“We all love food. We all appreciate the jobs that food servers do,” Rooney said. “It’s a chance to honor the French tradition, and make it a little bit our own.”

This year, Rooney worked with Patrick Mulvaney, owner of Mulvaney’s B&L on 19th Street, and introduced “I Got Your Back,” a campaign led by Mulvaney to improve mental health in the hospitality industry.

The winners earn a cash prize, medal and trophy so “it’s a little bit of bragging rights,” he said.

In 10 years, the first person to cross the finish line has never won because in competitive waiting, the cleanliness of their tray is also important, said Aziz Bellarbi-Salah, general manager of Brasserie Capitale on K Street.

“That first year, everyone was running, and glasses were flying everywhere. It was quite a s--t show, actually,” Bellarbi-Salah said. “Each year, it gets refined a little bit.”

Taking this year’s gold were Lisa Blue of Brasserie Capitale and Elijahn Ainsley of Paesanos restaurant.

“Last year I did more preparation, but this year, we’ve just been so busy at [Brasserie], I’ve just been practicing around the restaurant,” Blue said.

The secret to winning, Ainsley said: Focus on yourself, and keep an eye out to see if anyone is passing you with a dry tray.

“I’m actually super hungover right now, but it worked out,” Ainsley said.

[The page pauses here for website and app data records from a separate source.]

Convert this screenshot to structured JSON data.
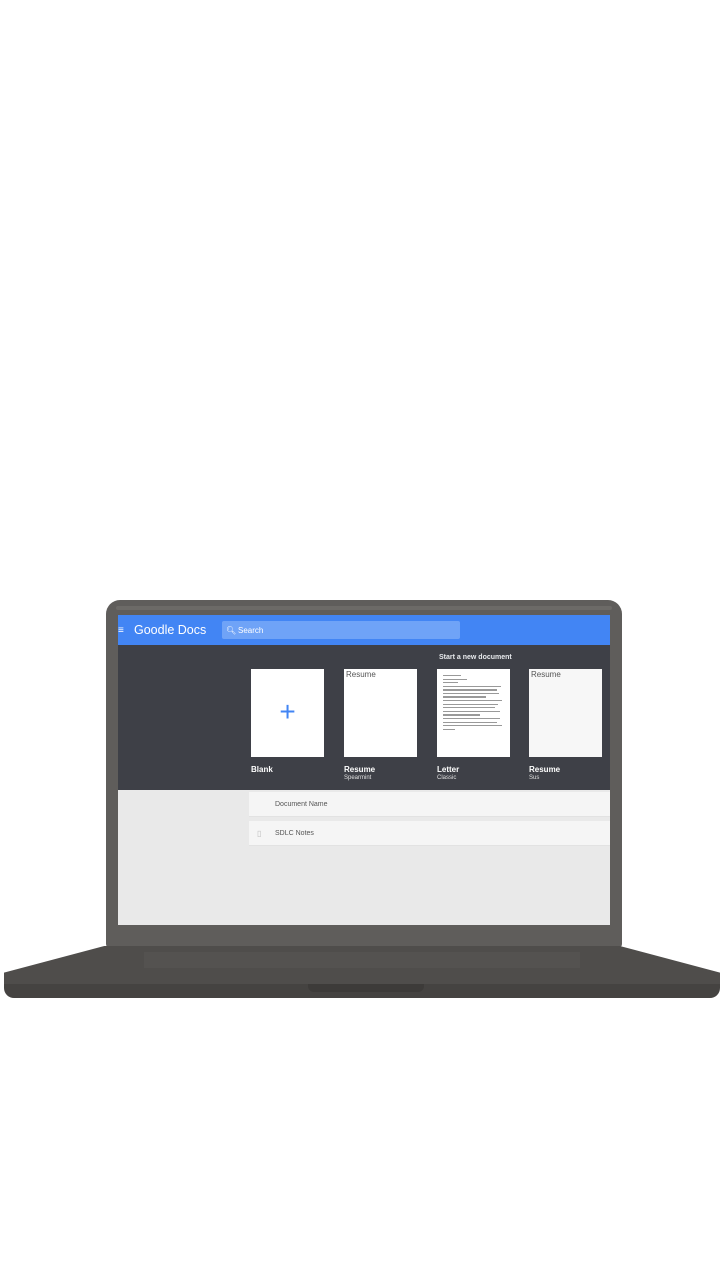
{
  "app": {
    "title": "Goodle Docs",
    "menu_icon": "≡",
    "search": {
      "icon": "search-icon",
      "placeholder": "Search"
    }
  },
  "templates": {
    "heading": "Start a new document",
    "items": [
      {
        "name": "Blank",
        "subtitle": "",
        "thumbnail": "plus",
        "plus": "+"
      },
      {
        "name": "Resume",
        "subtitle": "Spearmint",
        "thumbnail_alt": "Resume"
      },
      {
        "name": "Letter",
        "subtitle": "Classic",
        "thumbnail": "letter-preview"
      },
      {
        "name": "Resume",
        "subtitle": "Sus",
        "thumbnail_alt": "Resume"
      }
    ]
  },
  "documents": [
    {
      "name": "Document Name",
      "icon": "doc-icon"
    },
    {
      "name": "SDLC Notes",
      "icon": "doc-icon"
    }
  ],
  "colors": {
    "app_bar": "#4285f4",
    "template_panel": "#3e4047",
    "laptop": "#5f5d5b"
  }
}
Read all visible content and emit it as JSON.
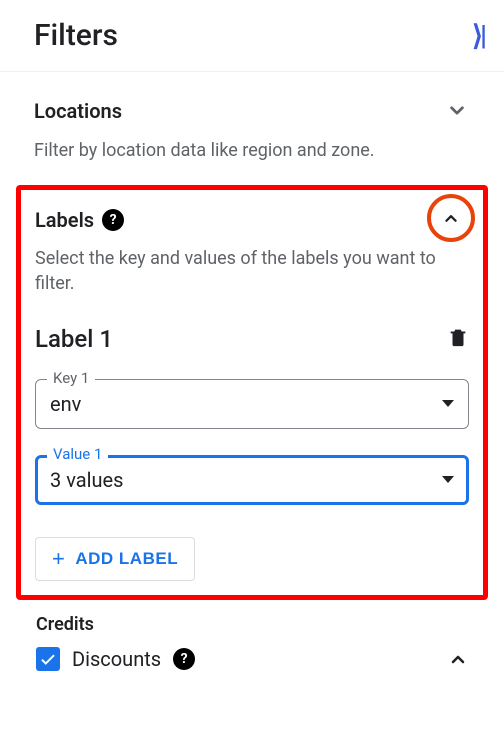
{
  "header": {
    "title": "Filters"
  },
  "locations": {
    "title": "Locations",
    "description": "Filter by location data like region and zone."
  },
  "labels": {
    "title": "Labels",
    "description": "Select the key and values of the labels you want to filter.",
    "item_title": "Label 1",
    "key_field": {
      "label": "Key 1",
      "value": "env"
    },
    "value_field": {
      "label": "Value 1",
      "value": "3 values"
    },
    "add_button": "ADD LABEL"
  },
  "credits": {
    "title": "Credits",
    "discount_label": "Discounts"
  }
}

When asked if he sees a future for himself in competitive waiting, Ainsley said no. “Maybe competitive speed-walking—a lot of money there,” he said.